**TASK DESCRIPTION**
Copy the listing as it is written, and leave each picture out.

[Opening AVAILABLE DATA section]

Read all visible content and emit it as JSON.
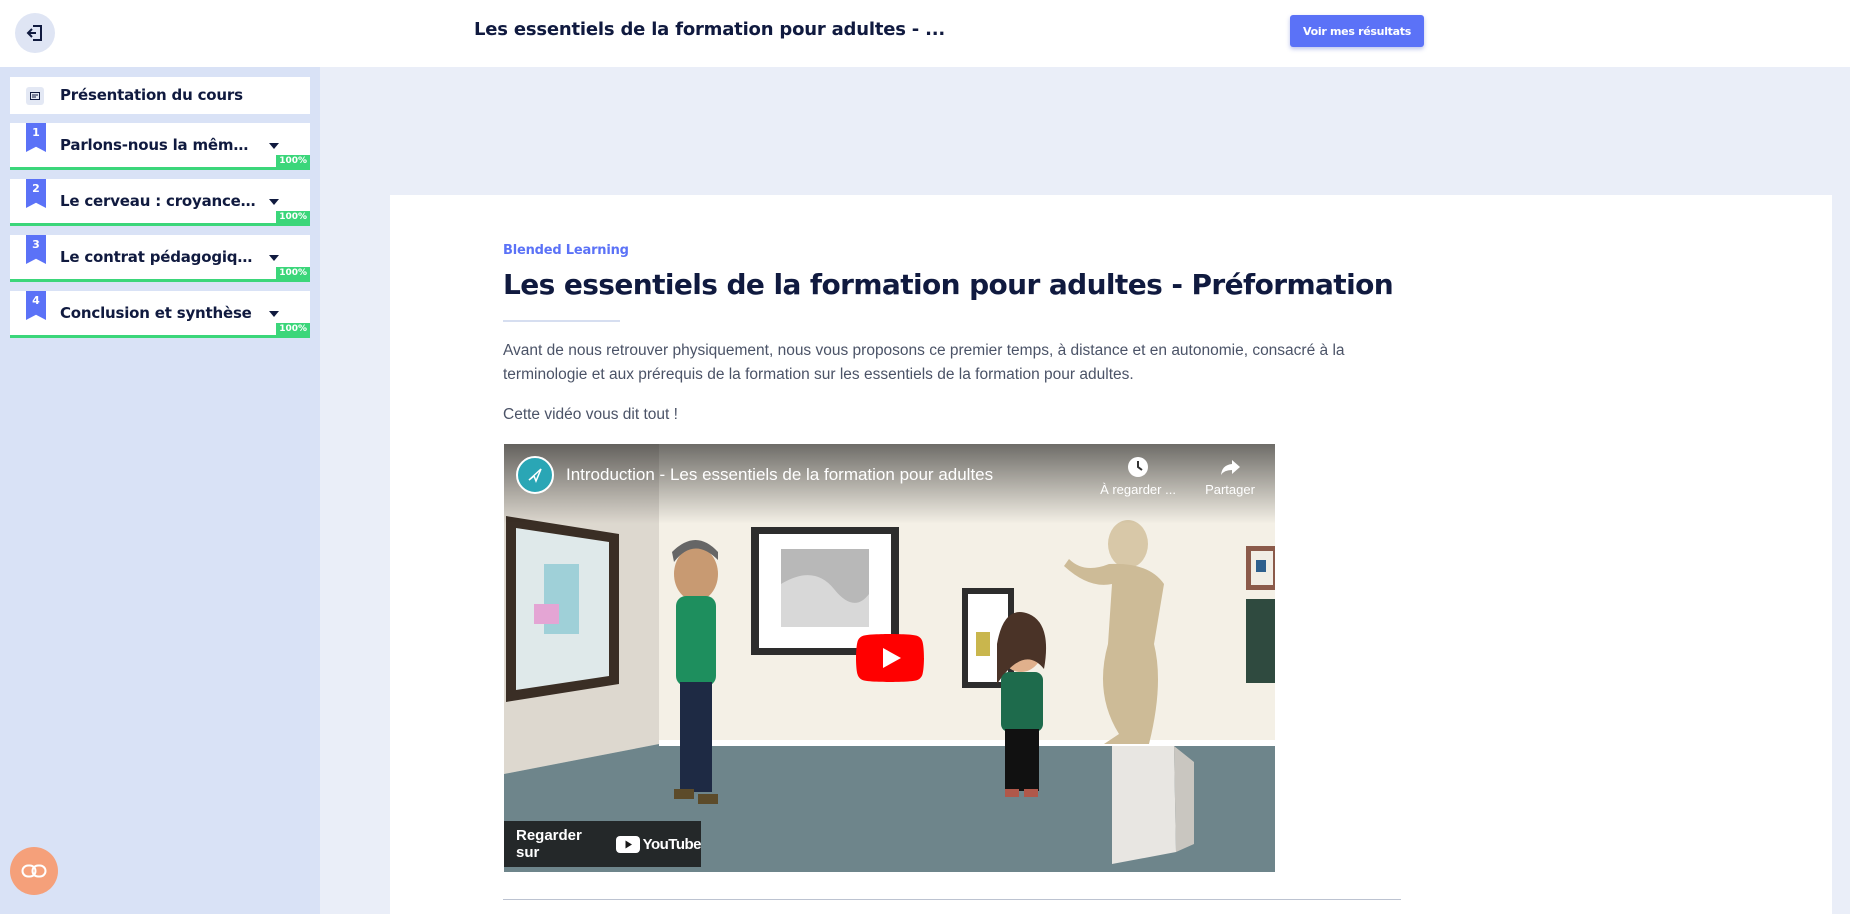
{
  "topbar": {
    "course_title": "Les essentiels de la formation pour adultes - ...",
    "results_button": "Voir mes résultats"
  },
  "sidebar": {
    "overview_label": "Présentation du cours",
    "chapters": [
      {
        "number": "1",
        "label": "Parlons-nous la même l...",
        "progress": "100%"
      },
      {
        "number": "2",
        "label": "Le cerveau : croyances ...",
        "progress": "100%"
      },
      {
        "number": "3",
        "label": "Le contrat pédagogique...",
        "progress": "100%"
      },
      {
        "number": "4",
        "label": "Conclusion et synthèse",
        "progress": "100%"
      }
    ]
  },
  "lesson": {
    "kicker": "Blended Learning",
    "title": "Les essentiels de la formation pour adultes - Préformation",
    "paragraph_1": "Avant de nous retrouver physiquement, nous vous proposons ce premier temps, à distance et en autonomie, consacré à la terminologie et aux prérequis de la formation sur les essentiels de la formation pour adultes.",
    "paragraph_2": "Cette vidéo vous dit tout !"
  },
  "video": {
    "title": "Introduction - Les essentiels de la formation pour adultes",
    "watch_later": "À regarder ...",
    "share": "Partager",
    "watch_on": "Regarder sur",
    "platform": "YouTube"
  },
  "colors": {
    "accent": "#5b72f7",
    "progress": "#3bd67a",
    "text_dark": "#101a3f",
    "sidebar_bg": "#d9e2f6",
    "page_bg": "#eaeef8"
  },
  "icons": {
    "exit": "exit-icon",
    "overview": "list-icon",
    "chevron": "chevron-down-icon",
    "clock": "clock-icon",
    "share": "share-icon",
    "play": "play-icon",
    "help": "link-icon"
  }
}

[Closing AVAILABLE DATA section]

**TASK RESPONSE**
Read all visible content and emit it as JSON.
{
  "topbar": {
    "course_title": "Les essentiels de la formation pour adultes - ...",
    "results_button": "Voir mes résultats"
  },
  "sidebar": {
    "overview_label": "Présentation du cours",
    "chapters": [
      {
        "number": "1",
        "label": "Parlons-nous la même l...",
        "progress": "100%"
      },
      {
        "number": "2",
        "label": "Le cerveau : croyances ...",
        "progress": "100%"
      },
      {
        "number": "3",
        "label": "Le contrat pédagogique...",
        "progress": "100%"
      },
      {
        "number": "4",
        "label": "Conclusion et synthèse",
        "progress": "100%"
      }
    ]
  },
  "lesson": {
    "kicker": "Blended Learning",
    "title": "Les essentiels de la formation pour adultes - Préformation",
    "paragraph_1": "Avant de nous retrouver physiquement, nous vous proposons ce premier temps, à distance et en autonomie, consacré à la terminologie et aux prérequis de la formation sur les essentiels de la formation pour adultes.",
    "paragraph_2": "Cette vidéo vous dit tout !"
  },
  "video": {
    "title": "Introduction - Les essentiels de la formation pour adultes",
    "watch_later": "À regarder ...",
    "share": "Partager",
    "watch_on": "Regarder sur",
    "platform": "YouTube"
  },
  "colors": {
    "accent": "#5b72f7",
    "progress": "#3bd67a",
    "text_dark": "#101a3f",
    "sidebar_bg": "#d9e2f6",
    "page_bg": "#eaeef8"
  },
  "icons": {
    "exit": "exit-icon",
    "overview": "list-icon",
    "chevron": "chevron-down-icon",
    "clock": "clock-icon",
    "share": "share-icon",
    "play": "play-icon",
    "help": "link-icon"
  }
}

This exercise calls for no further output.